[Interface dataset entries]
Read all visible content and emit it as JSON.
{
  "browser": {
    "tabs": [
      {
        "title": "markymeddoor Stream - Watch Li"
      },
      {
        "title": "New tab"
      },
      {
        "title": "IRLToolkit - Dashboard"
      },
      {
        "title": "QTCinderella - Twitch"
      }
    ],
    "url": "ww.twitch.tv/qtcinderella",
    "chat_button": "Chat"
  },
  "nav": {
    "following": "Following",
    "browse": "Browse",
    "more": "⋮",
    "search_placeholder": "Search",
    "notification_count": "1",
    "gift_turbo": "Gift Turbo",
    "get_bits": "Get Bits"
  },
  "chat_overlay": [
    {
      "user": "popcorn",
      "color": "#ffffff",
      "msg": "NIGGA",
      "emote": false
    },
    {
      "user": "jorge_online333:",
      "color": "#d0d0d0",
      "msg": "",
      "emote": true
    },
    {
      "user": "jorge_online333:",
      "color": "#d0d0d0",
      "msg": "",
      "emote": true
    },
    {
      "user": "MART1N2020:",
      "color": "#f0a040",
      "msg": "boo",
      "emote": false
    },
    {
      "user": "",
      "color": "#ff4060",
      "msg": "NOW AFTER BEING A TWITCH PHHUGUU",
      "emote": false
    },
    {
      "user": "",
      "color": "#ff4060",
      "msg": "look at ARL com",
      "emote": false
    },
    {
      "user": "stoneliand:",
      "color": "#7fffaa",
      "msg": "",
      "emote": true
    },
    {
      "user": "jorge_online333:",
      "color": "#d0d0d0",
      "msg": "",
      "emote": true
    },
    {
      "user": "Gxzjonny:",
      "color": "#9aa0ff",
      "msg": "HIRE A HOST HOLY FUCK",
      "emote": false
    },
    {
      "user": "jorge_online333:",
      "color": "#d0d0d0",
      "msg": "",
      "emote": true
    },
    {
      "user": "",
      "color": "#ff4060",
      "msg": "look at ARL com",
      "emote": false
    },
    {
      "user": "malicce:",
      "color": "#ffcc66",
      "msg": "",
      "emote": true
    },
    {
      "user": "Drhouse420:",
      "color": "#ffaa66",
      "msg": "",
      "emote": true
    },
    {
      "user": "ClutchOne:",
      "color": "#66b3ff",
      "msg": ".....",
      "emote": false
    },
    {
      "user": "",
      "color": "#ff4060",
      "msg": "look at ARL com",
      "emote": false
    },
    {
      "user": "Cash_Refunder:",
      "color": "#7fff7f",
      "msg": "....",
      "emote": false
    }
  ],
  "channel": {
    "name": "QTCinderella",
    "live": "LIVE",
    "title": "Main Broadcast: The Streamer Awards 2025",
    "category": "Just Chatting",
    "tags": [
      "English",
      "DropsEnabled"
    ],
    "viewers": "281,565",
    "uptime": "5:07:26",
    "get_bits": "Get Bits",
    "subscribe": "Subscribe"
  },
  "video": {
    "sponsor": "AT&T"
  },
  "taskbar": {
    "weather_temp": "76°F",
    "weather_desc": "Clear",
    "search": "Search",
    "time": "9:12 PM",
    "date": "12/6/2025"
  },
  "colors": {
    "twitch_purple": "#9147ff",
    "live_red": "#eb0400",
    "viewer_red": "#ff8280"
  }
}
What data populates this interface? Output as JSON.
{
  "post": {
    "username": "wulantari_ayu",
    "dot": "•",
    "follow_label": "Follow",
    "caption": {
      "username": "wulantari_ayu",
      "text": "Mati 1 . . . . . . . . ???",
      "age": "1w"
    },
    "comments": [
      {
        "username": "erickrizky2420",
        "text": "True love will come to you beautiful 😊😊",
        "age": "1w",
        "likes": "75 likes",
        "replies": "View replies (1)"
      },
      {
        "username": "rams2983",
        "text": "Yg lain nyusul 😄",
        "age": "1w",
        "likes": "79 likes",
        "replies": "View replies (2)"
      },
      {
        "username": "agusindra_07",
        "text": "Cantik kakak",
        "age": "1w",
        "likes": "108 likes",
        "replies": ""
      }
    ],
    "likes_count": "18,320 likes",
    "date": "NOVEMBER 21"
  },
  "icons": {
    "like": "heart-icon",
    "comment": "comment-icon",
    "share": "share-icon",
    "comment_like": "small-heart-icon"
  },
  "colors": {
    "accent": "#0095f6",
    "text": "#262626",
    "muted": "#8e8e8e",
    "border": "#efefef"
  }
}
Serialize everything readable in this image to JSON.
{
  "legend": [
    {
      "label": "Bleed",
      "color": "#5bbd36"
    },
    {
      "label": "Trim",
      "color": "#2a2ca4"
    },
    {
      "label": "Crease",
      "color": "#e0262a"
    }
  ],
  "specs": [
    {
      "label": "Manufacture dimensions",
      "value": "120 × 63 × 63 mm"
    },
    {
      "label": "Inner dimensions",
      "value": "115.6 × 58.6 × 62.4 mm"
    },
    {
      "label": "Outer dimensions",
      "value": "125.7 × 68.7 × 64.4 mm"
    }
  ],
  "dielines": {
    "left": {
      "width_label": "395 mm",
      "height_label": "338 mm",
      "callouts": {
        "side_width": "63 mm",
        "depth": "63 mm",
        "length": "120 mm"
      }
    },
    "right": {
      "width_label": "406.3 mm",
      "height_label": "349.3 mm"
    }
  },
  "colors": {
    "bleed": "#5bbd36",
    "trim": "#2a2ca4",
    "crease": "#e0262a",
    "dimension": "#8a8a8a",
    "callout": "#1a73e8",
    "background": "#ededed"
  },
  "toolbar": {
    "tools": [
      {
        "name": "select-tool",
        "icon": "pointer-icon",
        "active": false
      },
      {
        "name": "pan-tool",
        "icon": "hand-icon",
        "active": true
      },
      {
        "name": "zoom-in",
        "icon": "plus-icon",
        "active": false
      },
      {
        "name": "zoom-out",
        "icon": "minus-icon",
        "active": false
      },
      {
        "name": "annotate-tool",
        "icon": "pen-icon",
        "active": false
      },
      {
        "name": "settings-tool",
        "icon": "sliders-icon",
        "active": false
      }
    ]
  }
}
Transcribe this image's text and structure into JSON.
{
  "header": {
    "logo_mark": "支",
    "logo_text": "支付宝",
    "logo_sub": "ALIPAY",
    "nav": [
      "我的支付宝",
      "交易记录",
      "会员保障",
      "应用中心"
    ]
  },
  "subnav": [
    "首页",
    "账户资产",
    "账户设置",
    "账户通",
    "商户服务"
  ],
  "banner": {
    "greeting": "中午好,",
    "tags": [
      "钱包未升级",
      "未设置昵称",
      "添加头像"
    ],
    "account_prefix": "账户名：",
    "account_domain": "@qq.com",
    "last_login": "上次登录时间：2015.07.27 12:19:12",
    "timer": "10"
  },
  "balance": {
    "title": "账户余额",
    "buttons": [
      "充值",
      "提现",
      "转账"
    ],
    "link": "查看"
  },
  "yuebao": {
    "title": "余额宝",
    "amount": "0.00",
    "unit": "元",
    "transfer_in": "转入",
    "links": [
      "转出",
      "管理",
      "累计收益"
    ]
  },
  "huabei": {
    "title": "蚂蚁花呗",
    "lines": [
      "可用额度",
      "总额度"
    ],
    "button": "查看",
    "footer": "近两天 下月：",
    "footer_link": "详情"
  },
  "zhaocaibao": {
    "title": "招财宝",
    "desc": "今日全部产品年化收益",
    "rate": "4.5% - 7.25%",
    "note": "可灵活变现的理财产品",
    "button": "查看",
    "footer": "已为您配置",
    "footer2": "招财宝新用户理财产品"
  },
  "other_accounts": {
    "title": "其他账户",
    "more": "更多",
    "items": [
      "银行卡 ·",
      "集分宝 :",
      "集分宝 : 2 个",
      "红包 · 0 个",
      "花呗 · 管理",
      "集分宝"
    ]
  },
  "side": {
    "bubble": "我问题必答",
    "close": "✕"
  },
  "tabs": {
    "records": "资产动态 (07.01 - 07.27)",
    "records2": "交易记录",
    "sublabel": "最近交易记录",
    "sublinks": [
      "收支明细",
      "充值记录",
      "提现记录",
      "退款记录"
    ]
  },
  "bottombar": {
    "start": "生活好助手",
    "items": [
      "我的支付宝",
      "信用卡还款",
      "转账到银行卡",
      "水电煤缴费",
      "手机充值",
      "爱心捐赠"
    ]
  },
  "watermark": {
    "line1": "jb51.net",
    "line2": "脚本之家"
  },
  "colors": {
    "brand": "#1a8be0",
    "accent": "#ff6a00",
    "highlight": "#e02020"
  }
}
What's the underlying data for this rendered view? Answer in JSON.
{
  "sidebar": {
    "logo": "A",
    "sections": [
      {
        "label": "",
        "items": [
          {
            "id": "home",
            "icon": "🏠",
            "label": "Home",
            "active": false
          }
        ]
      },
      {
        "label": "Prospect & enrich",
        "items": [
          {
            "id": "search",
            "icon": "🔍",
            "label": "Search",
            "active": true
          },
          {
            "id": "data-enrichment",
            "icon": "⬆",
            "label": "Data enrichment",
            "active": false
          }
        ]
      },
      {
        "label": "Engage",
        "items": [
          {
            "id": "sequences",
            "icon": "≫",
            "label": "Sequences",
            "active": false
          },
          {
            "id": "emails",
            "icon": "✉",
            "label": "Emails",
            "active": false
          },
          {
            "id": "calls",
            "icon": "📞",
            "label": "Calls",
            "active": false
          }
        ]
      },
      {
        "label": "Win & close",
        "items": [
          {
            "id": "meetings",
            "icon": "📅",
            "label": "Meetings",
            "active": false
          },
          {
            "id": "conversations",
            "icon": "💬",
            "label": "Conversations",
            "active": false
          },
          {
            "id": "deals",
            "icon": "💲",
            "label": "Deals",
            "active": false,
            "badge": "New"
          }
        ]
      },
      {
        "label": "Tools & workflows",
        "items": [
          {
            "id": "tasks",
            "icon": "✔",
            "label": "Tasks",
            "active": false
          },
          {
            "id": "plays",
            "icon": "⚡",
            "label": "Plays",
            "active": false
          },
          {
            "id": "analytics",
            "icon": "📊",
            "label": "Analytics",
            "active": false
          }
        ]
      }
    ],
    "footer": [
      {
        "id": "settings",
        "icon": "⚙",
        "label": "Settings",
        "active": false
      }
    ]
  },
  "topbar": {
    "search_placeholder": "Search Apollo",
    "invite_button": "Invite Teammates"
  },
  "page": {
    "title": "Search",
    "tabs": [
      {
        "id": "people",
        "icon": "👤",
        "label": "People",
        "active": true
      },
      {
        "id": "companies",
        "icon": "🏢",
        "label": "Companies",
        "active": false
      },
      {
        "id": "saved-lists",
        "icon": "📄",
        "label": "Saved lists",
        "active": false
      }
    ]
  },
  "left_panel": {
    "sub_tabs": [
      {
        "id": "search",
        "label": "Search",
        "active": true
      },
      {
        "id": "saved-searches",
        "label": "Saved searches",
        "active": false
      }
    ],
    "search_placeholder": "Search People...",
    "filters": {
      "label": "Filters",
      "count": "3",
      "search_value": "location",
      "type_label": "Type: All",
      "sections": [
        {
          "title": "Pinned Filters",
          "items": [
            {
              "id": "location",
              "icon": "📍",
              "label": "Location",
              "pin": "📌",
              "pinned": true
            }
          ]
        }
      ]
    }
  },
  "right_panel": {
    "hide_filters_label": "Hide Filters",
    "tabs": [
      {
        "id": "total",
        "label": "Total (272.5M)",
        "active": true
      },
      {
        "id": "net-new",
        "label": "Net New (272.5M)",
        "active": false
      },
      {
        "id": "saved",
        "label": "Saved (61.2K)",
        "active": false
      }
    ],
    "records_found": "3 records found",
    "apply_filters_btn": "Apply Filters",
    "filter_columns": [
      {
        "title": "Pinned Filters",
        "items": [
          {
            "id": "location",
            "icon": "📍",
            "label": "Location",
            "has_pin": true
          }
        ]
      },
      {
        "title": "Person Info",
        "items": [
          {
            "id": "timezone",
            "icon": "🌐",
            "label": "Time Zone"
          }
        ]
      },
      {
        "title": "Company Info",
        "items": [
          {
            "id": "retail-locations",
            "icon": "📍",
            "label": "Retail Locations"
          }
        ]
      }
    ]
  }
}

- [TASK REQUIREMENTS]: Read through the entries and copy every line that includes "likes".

- [ANSWER BOX]:
        "likes": "75 likes",
        "likes": "79 likes",
        "likes": "108 likes",
    "likes_count": "18,320 likes",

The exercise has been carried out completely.